## What this task involves
Note each line in the data below that holds "subject", and copy it.

## Records to use
[Start of Attachment]

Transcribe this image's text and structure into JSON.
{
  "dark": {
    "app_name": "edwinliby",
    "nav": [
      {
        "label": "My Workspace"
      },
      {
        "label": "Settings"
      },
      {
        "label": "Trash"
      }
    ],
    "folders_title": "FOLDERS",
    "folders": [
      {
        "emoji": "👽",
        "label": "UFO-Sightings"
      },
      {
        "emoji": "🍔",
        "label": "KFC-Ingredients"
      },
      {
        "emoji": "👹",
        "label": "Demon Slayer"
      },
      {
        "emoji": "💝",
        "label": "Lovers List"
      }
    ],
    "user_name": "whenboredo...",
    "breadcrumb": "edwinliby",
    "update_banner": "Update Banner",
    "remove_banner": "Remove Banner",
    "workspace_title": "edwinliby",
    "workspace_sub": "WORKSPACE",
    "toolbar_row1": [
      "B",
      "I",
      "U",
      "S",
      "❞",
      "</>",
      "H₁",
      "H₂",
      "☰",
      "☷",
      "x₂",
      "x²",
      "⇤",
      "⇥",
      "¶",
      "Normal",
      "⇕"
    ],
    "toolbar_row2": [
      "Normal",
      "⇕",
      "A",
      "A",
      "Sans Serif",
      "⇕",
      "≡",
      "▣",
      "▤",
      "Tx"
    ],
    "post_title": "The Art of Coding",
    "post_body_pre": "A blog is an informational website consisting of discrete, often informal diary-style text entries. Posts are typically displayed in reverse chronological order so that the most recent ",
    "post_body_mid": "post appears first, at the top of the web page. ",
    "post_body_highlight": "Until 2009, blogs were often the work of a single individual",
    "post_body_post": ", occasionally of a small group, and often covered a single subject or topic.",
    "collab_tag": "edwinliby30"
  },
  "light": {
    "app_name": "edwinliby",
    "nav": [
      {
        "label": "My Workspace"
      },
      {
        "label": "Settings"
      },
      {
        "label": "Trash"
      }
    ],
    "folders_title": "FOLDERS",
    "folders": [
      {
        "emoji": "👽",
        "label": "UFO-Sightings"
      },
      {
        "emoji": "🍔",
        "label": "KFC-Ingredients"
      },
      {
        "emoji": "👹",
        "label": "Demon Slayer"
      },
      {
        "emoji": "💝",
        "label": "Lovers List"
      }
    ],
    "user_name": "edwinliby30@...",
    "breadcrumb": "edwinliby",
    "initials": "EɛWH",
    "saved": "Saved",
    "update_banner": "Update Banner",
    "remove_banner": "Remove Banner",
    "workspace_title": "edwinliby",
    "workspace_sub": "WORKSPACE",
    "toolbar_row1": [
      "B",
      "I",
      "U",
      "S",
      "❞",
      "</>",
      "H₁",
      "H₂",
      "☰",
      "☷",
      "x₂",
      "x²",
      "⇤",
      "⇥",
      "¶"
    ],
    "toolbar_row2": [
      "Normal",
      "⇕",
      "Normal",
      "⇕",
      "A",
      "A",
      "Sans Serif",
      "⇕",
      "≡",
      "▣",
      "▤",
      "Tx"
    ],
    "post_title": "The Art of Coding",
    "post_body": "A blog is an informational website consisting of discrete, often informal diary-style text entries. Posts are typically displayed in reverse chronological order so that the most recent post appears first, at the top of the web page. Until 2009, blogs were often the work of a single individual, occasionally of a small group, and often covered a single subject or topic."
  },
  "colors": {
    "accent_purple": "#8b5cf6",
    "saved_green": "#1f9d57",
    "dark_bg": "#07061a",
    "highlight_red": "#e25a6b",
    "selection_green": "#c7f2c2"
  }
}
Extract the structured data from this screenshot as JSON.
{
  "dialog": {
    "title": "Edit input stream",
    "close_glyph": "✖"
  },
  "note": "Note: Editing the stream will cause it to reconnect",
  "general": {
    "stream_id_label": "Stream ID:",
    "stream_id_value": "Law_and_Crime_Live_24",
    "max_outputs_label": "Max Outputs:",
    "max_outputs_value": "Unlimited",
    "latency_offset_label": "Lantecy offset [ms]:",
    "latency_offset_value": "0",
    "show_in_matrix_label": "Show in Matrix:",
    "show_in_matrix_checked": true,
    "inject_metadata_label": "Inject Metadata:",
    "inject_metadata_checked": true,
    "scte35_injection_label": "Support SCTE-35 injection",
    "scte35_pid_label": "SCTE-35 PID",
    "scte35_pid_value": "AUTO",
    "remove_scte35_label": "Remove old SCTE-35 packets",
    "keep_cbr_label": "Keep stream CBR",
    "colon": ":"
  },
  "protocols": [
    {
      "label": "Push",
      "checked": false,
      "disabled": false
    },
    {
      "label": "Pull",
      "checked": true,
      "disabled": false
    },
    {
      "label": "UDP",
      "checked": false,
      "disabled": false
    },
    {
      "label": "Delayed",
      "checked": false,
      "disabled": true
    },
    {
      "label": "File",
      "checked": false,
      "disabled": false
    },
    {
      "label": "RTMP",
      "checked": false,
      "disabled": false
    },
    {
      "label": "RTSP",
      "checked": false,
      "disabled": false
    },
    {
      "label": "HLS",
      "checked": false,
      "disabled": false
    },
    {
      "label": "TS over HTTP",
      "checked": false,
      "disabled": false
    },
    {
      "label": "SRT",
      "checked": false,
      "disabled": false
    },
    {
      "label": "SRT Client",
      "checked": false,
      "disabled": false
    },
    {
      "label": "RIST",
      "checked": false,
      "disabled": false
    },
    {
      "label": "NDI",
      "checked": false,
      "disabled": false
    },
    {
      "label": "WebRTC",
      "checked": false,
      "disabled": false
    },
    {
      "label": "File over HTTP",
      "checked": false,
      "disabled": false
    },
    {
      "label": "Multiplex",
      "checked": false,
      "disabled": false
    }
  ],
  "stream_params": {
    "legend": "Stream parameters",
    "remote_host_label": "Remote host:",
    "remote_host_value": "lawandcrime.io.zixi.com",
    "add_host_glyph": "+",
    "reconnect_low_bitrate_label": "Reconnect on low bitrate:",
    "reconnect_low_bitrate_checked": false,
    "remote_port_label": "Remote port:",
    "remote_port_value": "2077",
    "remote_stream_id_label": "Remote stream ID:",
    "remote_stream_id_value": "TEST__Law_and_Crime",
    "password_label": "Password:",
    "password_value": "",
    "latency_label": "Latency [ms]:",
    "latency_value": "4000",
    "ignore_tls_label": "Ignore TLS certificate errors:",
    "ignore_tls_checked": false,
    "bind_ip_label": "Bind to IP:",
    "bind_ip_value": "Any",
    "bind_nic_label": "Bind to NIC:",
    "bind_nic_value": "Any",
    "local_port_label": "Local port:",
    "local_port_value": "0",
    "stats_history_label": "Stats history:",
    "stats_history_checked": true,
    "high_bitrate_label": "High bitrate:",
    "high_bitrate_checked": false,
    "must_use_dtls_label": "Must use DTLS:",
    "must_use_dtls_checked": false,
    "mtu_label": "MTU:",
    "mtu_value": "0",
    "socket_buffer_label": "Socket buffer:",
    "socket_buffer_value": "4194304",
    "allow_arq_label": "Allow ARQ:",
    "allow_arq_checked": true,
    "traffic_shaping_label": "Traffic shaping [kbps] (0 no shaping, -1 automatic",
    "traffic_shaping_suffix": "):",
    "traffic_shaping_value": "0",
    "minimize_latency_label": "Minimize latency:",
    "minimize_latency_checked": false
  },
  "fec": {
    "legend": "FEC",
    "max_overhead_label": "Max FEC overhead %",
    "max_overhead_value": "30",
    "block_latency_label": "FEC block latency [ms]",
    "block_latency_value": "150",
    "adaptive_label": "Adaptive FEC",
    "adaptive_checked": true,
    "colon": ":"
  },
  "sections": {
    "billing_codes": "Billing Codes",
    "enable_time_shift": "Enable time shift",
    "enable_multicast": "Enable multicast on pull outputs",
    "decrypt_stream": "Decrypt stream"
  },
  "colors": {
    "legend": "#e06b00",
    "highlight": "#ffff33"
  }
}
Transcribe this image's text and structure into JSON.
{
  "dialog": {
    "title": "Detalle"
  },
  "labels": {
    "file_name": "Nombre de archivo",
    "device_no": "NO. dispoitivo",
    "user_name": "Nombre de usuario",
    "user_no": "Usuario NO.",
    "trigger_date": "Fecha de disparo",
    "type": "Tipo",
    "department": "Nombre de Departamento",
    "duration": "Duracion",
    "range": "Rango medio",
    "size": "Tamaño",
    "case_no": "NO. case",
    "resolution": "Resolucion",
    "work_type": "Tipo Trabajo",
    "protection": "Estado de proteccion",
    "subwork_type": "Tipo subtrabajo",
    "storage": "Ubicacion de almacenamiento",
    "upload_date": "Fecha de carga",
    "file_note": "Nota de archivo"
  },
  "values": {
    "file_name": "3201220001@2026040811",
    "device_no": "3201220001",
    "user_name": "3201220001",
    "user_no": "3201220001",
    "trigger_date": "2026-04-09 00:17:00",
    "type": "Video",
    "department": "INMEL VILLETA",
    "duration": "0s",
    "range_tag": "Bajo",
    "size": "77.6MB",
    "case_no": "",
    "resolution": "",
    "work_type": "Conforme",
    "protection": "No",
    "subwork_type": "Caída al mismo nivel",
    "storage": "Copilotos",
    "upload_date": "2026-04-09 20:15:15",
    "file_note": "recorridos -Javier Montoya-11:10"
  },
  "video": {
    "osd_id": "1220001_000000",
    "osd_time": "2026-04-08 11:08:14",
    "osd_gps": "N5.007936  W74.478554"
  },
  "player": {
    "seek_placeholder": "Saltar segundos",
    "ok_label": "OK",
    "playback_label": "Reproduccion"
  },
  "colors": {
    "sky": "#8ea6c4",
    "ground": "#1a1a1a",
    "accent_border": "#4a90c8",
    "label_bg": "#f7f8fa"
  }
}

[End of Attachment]

## Response for this exercise
    "post_body_post": ", occasionally of a small group, and often covered a single subject or topic.",
    "post_body": "A blog is an informational website consisting of discrete, often informal diary-style text entries. Posts are typically displayed in reverse chronological order so that the most recent post appears first, at the top of the web page. Until 2009, blogs were often the work of a single individual, occasionally of a small group, and often covered a single subject or topic."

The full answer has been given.